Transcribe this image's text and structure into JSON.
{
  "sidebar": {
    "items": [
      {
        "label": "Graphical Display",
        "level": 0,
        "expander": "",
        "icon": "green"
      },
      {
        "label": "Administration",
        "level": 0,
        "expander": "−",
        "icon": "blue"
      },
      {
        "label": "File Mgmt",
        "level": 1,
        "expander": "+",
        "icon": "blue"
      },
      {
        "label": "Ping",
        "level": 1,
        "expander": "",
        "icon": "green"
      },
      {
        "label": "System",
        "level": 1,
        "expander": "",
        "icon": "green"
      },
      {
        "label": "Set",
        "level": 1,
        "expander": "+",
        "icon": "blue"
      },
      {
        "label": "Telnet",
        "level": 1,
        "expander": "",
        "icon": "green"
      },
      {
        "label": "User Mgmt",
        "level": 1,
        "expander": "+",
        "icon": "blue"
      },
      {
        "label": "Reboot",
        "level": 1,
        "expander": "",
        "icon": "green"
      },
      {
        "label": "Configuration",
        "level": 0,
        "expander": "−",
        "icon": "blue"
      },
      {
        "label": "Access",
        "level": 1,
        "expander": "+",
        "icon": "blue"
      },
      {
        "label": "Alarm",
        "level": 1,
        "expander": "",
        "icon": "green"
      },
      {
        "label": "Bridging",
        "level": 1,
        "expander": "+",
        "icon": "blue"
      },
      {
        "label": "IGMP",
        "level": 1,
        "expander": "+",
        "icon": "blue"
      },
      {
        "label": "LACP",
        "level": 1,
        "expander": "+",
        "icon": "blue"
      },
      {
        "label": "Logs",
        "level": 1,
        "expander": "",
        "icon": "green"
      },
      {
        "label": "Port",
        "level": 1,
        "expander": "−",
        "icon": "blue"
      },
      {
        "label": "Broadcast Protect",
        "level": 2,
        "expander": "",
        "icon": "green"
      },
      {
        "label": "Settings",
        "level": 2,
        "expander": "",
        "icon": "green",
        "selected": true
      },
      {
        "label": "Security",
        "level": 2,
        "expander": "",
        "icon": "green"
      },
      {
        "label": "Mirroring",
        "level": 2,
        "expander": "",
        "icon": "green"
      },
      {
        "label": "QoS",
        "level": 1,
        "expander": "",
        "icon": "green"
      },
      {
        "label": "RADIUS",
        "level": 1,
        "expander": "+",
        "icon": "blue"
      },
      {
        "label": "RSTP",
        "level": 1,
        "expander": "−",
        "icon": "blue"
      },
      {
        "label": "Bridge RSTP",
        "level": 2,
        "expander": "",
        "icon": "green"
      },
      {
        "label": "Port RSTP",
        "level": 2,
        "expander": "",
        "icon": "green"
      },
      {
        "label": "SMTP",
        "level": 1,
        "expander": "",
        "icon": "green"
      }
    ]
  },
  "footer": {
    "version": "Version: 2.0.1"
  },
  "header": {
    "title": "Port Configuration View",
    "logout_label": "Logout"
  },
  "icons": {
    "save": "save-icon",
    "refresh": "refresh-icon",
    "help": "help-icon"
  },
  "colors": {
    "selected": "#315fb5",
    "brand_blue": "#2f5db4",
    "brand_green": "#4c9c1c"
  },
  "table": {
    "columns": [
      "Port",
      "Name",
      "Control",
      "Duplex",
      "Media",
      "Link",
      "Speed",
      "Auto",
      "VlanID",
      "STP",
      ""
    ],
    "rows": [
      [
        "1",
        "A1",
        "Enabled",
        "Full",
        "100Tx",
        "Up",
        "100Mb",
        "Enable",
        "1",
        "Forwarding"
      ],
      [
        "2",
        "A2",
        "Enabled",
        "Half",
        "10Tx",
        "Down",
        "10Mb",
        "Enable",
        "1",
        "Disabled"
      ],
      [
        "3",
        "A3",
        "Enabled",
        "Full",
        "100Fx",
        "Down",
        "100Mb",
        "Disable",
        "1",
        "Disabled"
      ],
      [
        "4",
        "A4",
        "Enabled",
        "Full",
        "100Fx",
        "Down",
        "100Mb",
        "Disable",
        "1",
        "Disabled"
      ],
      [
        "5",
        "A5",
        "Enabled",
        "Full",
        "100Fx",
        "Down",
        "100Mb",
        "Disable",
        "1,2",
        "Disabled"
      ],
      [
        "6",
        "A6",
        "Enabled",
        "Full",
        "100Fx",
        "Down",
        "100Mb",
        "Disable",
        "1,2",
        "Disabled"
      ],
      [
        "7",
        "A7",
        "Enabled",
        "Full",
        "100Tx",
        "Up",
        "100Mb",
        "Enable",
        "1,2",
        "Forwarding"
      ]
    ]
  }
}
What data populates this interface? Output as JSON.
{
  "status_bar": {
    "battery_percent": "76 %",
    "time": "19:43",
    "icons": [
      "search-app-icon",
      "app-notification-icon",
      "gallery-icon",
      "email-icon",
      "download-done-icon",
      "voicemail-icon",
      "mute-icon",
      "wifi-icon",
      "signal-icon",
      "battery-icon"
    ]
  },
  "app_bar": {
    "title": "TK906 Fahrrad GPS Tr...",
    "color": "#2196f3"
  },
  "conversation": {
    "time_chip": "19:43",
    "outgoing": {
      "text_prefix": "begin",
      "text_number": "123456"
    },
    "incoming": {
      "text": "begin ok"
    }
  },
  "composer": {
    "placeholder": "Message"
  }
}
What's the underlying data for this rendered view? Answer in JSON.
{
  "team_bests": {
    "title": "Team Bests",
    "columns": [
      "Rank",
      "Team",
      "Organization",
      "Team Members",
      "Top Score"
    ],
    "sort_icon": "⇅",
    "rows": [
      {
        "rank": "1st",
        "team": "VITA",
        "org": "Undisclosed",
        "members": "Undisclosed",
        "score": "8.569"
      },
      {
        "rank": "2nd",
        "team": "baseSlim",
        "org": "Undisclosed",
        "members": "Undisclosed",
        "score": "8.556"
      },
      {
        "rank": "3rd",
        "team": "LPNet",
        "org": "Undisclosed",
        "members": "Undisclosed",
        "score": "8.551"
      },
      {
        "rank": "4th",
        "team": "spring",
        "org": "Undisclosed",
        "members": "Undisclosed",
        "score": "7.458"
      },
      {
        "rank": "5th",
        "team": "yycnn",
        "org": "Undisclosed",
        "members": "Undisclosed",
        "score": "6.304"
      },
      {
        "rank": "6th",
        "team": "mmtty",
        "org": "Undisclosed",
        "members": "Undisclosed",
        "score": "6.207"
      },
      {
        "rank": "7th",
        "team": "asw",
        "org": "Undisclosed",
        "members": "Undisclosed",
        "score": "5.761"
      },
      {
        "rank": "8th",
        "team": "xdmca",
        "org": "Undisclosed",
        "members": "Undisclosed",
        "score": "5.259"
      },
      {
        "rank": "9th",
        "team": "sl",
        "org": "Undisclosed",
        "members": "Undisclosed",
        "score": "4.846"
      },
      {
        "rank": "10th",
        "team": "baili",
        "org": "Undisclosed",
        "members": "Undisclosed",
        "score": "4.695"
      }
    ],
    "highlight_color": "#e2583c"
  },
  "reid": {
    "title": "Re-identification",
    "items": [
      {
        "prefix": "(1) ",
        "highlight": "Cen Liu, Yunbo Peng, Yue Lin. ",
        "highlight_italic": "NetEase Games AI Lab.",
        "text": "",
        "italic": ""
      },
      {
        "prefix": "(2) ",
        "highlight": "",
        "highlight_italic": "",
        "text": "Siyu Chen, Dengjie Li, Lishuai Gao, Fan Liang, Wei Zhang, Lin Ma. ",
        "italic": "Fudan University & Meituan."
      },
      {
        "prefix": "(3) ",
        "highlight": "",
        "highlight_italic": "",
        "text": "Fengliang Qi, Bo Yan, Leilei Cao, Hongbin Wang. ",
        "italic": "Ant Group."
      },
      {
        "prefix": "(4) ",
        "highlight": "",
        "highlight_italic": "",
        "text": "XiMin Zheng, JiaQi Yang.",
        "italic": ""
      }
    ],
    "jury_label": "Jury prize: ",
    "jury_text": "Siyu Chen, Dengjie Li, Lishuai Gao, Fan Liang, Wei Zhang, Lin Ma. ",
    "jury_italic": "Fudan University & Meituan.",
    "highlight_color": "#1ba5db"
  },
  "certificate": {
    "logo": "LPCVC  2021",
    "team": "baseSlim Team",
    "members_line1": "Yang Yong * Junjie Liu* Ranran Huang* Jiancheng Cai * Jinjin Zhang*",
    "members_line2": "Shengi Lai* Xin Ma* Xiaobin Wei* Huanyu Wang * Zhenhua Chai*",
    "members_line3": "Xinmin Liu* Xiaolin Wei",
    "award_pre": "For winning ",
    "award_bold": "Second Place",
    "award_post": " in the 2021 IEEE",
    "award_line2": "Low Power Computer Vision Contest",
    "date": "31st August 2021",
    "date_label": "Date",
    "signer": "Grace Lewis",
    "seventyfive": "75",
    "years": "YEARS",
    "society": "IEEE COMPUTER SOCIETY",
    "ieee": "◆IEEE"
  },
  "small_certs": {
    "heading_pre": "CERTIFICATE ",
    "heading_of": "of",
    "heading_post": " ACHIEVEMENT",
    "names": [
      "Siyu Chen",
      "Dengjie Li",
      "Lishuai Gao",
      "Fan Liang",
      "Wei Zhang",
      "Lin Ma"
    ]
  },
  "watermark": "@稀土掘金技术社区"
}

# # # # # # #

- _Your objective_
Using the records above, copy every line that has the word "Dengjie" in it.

- _The answer_
        "text": "Siyu Chen, Dengjie Li, Lishuai Gao, Fan Liang, Wei Zhang, Lin Ma. ",
    "jury_text": "Siyu Chen, Dengjie Li, Lishuai Gao, Fan Liang, Wei Zhang, Lin Ma. ",
      "Dengjie Li",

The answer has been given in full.